Tungsten inert gas welding is an arc welding process involving the use of a non-consumable electrode to complete a weld. While the technical name for this application is gas tungsten arc welding, it is commonly shortened and referred to as TIG welding. During this process the weld arc forms between the electrode and the workpieces to heat and join them together. The weld pool and electrode are protected from atmospheric contaminates and oxidation with the use of an inert shielding gas, usually either argon or helium. TIG welding is favored over other types of arc welding because of the strong, high-quality welds produced due to the greater control provided by the shielding gas. Although quality is greater with TIG welding it is a complex and slow process that requires a high level of skill and precision when performed manually. Many industries are now automating their TIG applications with robotics in order to ease complexity of the application while also increasing productivity and quality.
TIG applications can be fully automated by integrating robots such as the FANUC Arc Mate 100ic with a welding power supply like the Lincoln Powerwave i400. TIG welding robots provide flexibility within operations due to their ability to produce high quality welds on almost all metals and alloys, including: steel, aluminum, titanium, magnesium, and copper. They are capable of welding thin metals as well as small intricate parts that requires extreme precision. Their robot arm allows for access to welds in hard to reach places or angles that require torch rotation, that otherwise would not be possible with human welders. Even older robots such as the FANUC Arc Mate 100ib can still be used efficiently in TIG applications.

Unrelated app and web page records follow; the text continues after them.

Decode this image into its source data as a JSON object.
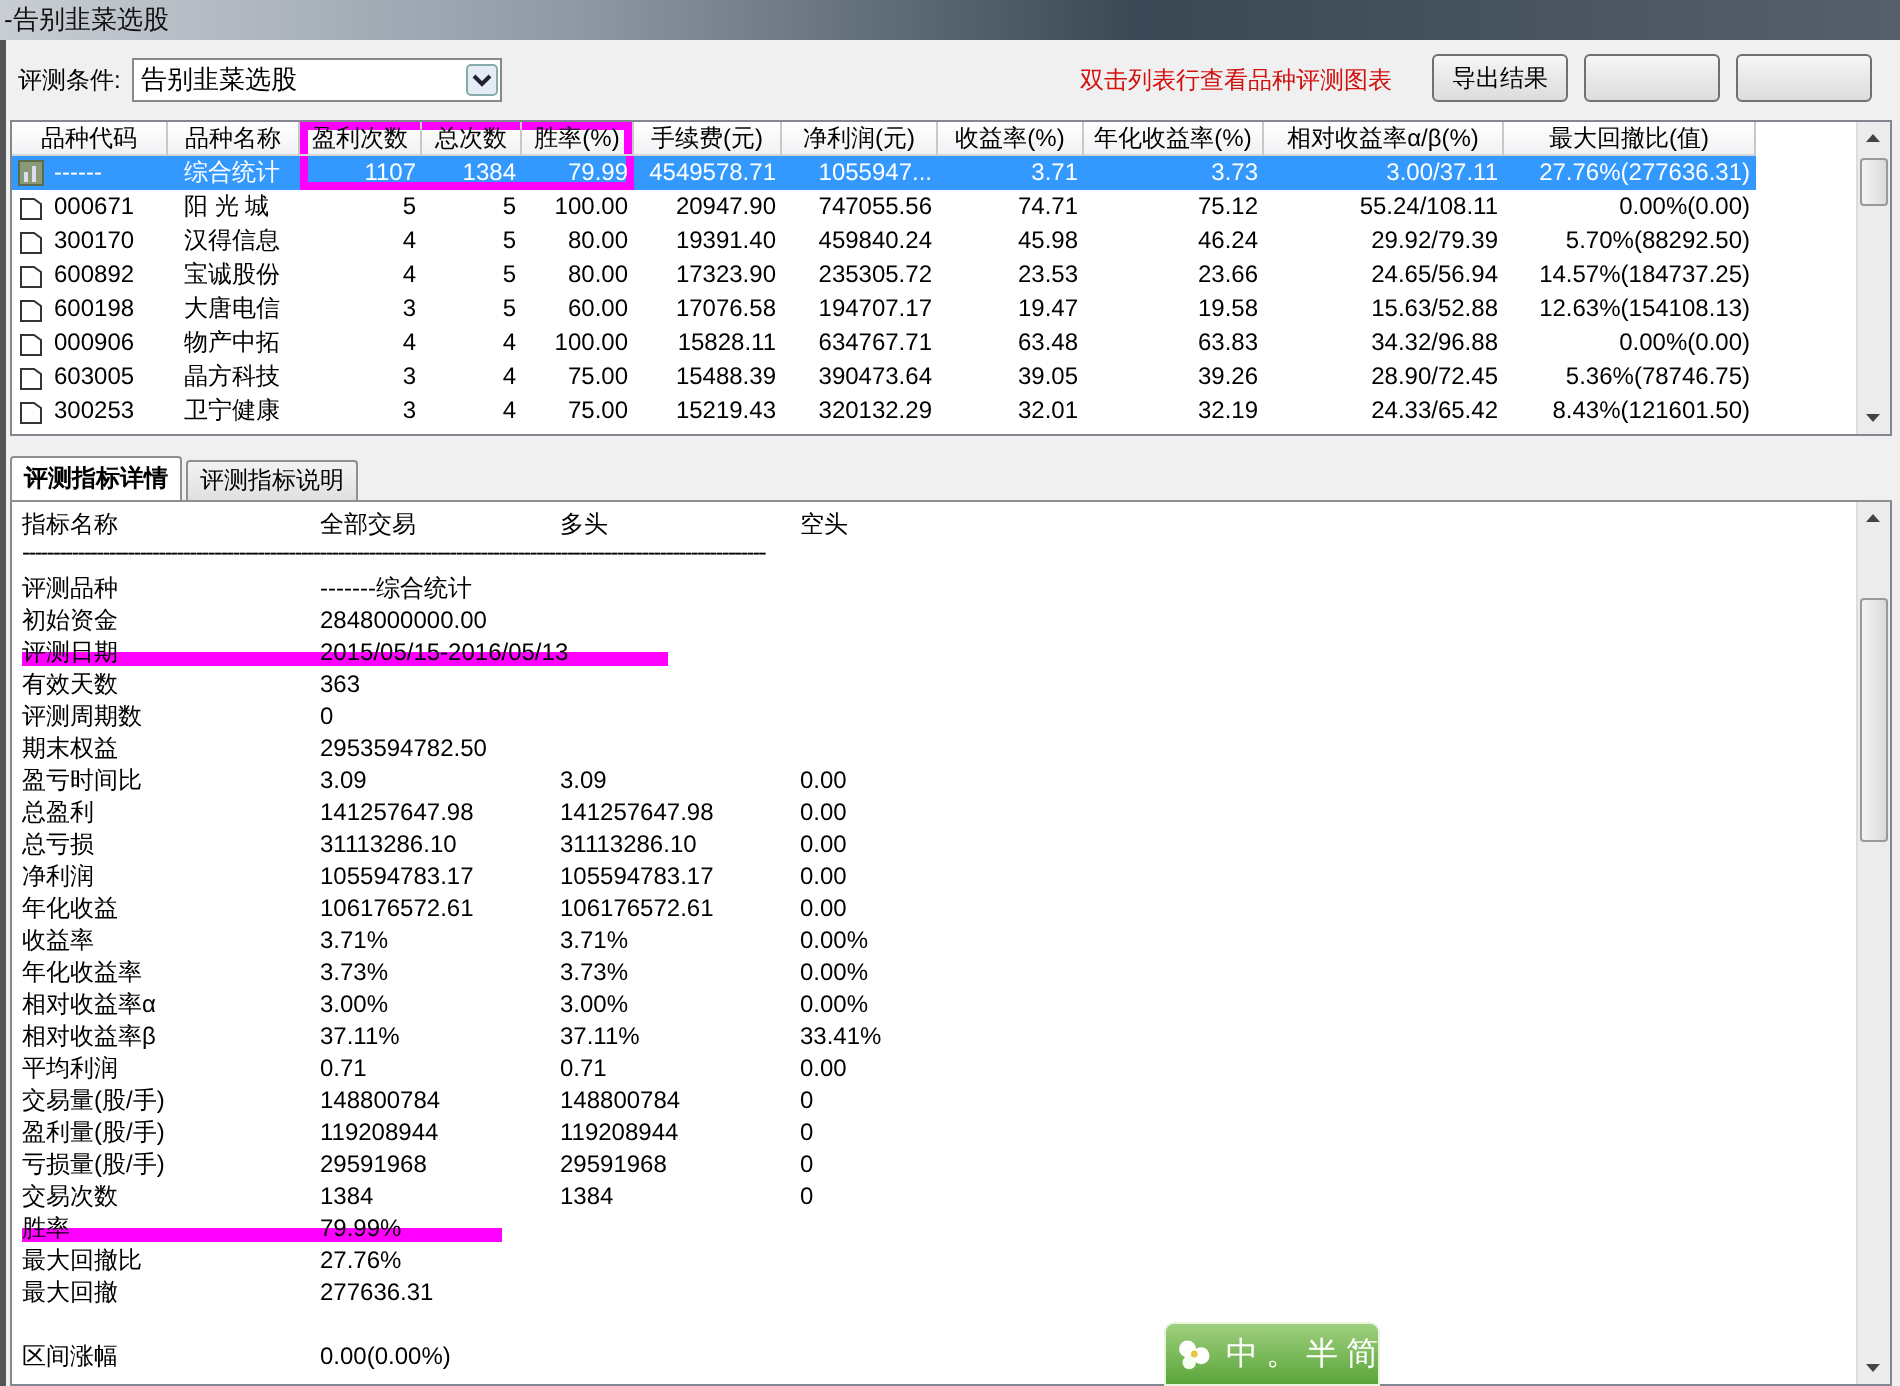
{
  "window": {
    "title": "-告别韭菜选股"
  },
  "toolbar": {
    "label": "评测条件:",
    "condition": "告别韭菜选股",
    "hint": "双击列表行查看品种评测图表",
    "buttons": [
      {
        "kind": "text",
        "label": "导出结果"
      },
      {
        "kind": "covered"
      },
      {
        "kind": "covered"
      }
    ]
  },
  "table": {
    "columns": [
      {
        "label": "品种代码",
        "highlighted": false
      },
      {
        "label": "品种名称",
        "highlighted": false
      },
      {
        "label": "盈利次数",
        "highlighted": true
      },
      {
        "label": "总次数",
        "highlighted": true
      },
      {
        "label": "胜率(%)",
        "highlighted": true
      },
      {
        "label": "手续费(元)",
        "highlighted": false
      },
      {
        "label": "净利润(元)",
        "highlighted": false
      },
      {
        "label": "收益率(%)",
        "highlighted": false
      },
      {
        "label": "年化收益率(%)",
        "highlighted": false
      },
      {
        "label": "相对收益率α/β(%)",
        "highlighted": false
      },
      {
        "label": "最大回撤比(值)",
        "highlighted": false
      }
    ],
    "rows": [
      {
        "kind": "summary",
        "selected": true,
        "cells": [
          "------",
          "综合统计",
          "1107",
          "1384",
          "79.99",
          "4549578.71",
          "1055947...",
          "3.71",
          "3.73",
          "3.00/37.11",
          "27.76%(277636.31)"
        ]
      },
      {
        "kind": "stock",
        "selected": false,
        "cells": [
          "000671",
          "阳 光 城",
          "5",
          "5",
          "100.00",
          "20947.90",
          "747055.56",
          "74.71",
          "75.12",
          "55.24/108.11",
          "0.00%(0.00)"
        ]
      },
      {
        "kind": "stock",
        "selected": false,
        "cells": [
          "300170",
          "汉得信息",
          "4",
          "5",
          "80.00",
          "19391.40",
          "459840.24",
          "45.98",
          "46.24",
          "29.92/79.39",
          "5.70%(88292.50)"
        ]
      },
      {
        "kind": "stock",
        "selected": false,
        "cells": [
          "600892",
          "宝诚股份",
          "4",
          "5",
          "80.00",
          "17323.90",
          "235305.72",
          "23.53",
          "23.66",
          "24.65/56.94",
          "14.57%(184737.25)"
        ]
      },
      {
        "kind": "stock",
        "selected": false,
        "cells": [
          "600198",
          "大唐电信",
          "3",
          "5",
          "60.00",
          "17076.58",
          "194707.17",
          "19.47",
          "19.58",
          "15.63/52.88",
          "12.63%(154108.13)"
        ]
      },
      {
        "kind": "stock",
        "selected": false,
        "cells": [
          "000906",
          "物产中拓",
          "4",
          "4",
          "100.00",
          "15828.11",
          "634767.71",
          "63.48",
          "63.83",
          "34.32/96.88",
          "0.00%(0.00)"
        ]
      },
      {
        "kind": "stock",
        "selected": false,
        "cells": [
          "603005",
          "晶方科技",
          "3",
          "4",
          "75.00",
          "15488.39",
          "390473.64",
          "39.05",
          "39.26",
          "28.90/72.45",
          "5.36%(78746.75)"
        ]
      },
      {
        "kind": "stock",
        "selected": false,
        "cells": [
          "300253",
          "卫宁健康",
          "3",
          "4",
          "75.00",
          "15219.43",
          "320132.29",
          "32.01",
          "32.19",
          "24.33/65.42",
          "8.43%(121601.50)"
        ]
      }
    ]
  },
  "tabs": [
    {
      "label": "评测指标详情",
      "selected": true
    },
    {
      "label": "评测指标说明",
      "selected": false
    }
  ],
  "details": {
    "header": [
      "指标名称",
      "全部交易",
      "多头",
      "空头"
    ],
    "separator": "------------------------------------------------------------------------------------------------------------------------",
    "rows": [
      {
        "cells": [
          "评测品种",
          "-------综合统计"
        ],
        "underlined": false
      },
      {
        "cells": [
          "初始资金",
          "2848000000.00"
        ],
        "underlined": false
      },
      {
        "cells": [
          "评测日期",
          "2015/05/15-2016/05/13"
        ],
        "underlined": true
      },
      {
        "cells": [
          "有效天数",
          "363"
        ],
        "underlined": false
      },
      {
        "cells": [
          "评测周期数",
          "0"
        ],
        "underlined": false
      },
      {
        "cells": [
          "期末权益",
          "2953594782.50"
        ],
        "underlined": false
      },
      {
        "cells": [
          "盈亏时间比",
          "3.09",
          "3.09",
          "0.00"
        ],
        "underlined": false
      },
      {
        "cells": [
          "总盈利",
          "141257647.98",
          "141257647.98",
          "0.00"
        ],
        "underlined": false
      },
      {
        "cells": [
          "总亏损",
          "31113286.10",
          "31113286.10",
          "0.00"
        ],
        "underlined": false
      },
      {
        "cells": [
          "净利润",
          "105594783.17",
          "105594783.17",
          "0.00"
        ],
        "underlined": false
      },
      {
        "cells": [
          "年化收益",
          "106176572.61",
          "106176572.61",
          "0.00"
        ],
        "underlined": false
      },
      {
        "cells": [
          "收益率",
          "3.71%",
          "3.71%",
          "0.00%"
        ],
        "underlined": false
      },
      {
        "cells": [
          "年化收益率",
          "3.73%",
          "3.73%",
          "0.00%"
        ],
        "underlined": false
      },
      {
        "cells": [
          "相对收益率α",
          "3.00%",
          "3.00%",
          "0.00%"
        ],
        "underlined": false
      },
      {
        "cells": [
          "相对收益率β",
          "37.11%",
          "37.11%",
          "33.41%"
        ],
        "underlined": false
      },
      {
        "cells": [
          "平均利润",
          "0.71",
          "0.71",
          "0.00"
        ],
        "underlined": false
      },
      {
        "cells": [
          "交易量(股/手)",
          "148800784",
          "148800784",
          "0"
        ],
        "underlined": false
      },
      {
        "cells": [
          "盈利量(股/手)",
          "119208944",
          "119208944",
          "0"
        ],
        "underlined": false
      },
      {
        "cells": [
          "亏损量(股/手)",
          "29591968",
          "29591968",
          "0"
        ],
        "underlined": false
      },
      {
        "cells": [
          "交易次数",
          "1384",
          "1384",
          "0"
        ],
        "underlined": false
      },
      {
        "cells": [
          "胜率",
          "79.99%"
        ],
        "underlined": true
      },
      {
        "cells": [
          "最大回撤比",
          "27.76%"
        ],
        "underlined": false
      },
      {
        "cells": [
          "最大回撤",
          "277636.31"
        ],
        "underlined": false
      },
      {
        "cells": []
      },
      {
        "cells": [
          "区间涨幅",
          "0.00(0.00%)"
        ],
        "underlined": false
      }
    ]
  },
  "ime_bar": {
    "items": [
      "中",
      "。",
      "半",
      "简"
    ]
  }
}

TIG robots like the Motoman MA1400 are programmed to control application parameters including speed and the amount of heat applied during the weld. TIG welding is a slower process than other arc welding applications. This requires precise, controlled passes of the weld torch for longer periods of time. This can be difficult and taxing on human welders as holding a heavy weld torch can result in fatigue and inconsistent movements. Not only does a human welder have to control the torch, but also the heat level applied. If too much or too little heat is applied, it will result in a poor weld that is distorted in appearance and will compromise the durability of it. More materials will need to be used to try to correct the errors or replace the workpieces all together causing costs to rise along with cycle time. TIG welding robots provide precise, repeatable, consistent, and uniform welds on all workpieces ensuring the integrity of the weld is intact. With TIG robots such as the FANUC Arcmate 120ic manufacturers can be confident in the longevity and quality of their products.
As mentioned above, TIG applications require highly skilled welders in order to achieve quality results. It can be difficult for manufacturers to find qualified workers, especially since the nature of TIG welding can impede worker safety. Exposure to the UV arc puts workers at risk of developing conditions such as arc eye. They can also experience adverse health effects related to the inhalation of toxic fumes produced during the welding process. Replacing manual welders with TIG robots like the ABB IRB 2600 increases worker safety and decreases labor costs. Robots can handle the difficult elements of TIG welding applications without stoppages, keeping productivity levels high and consistent.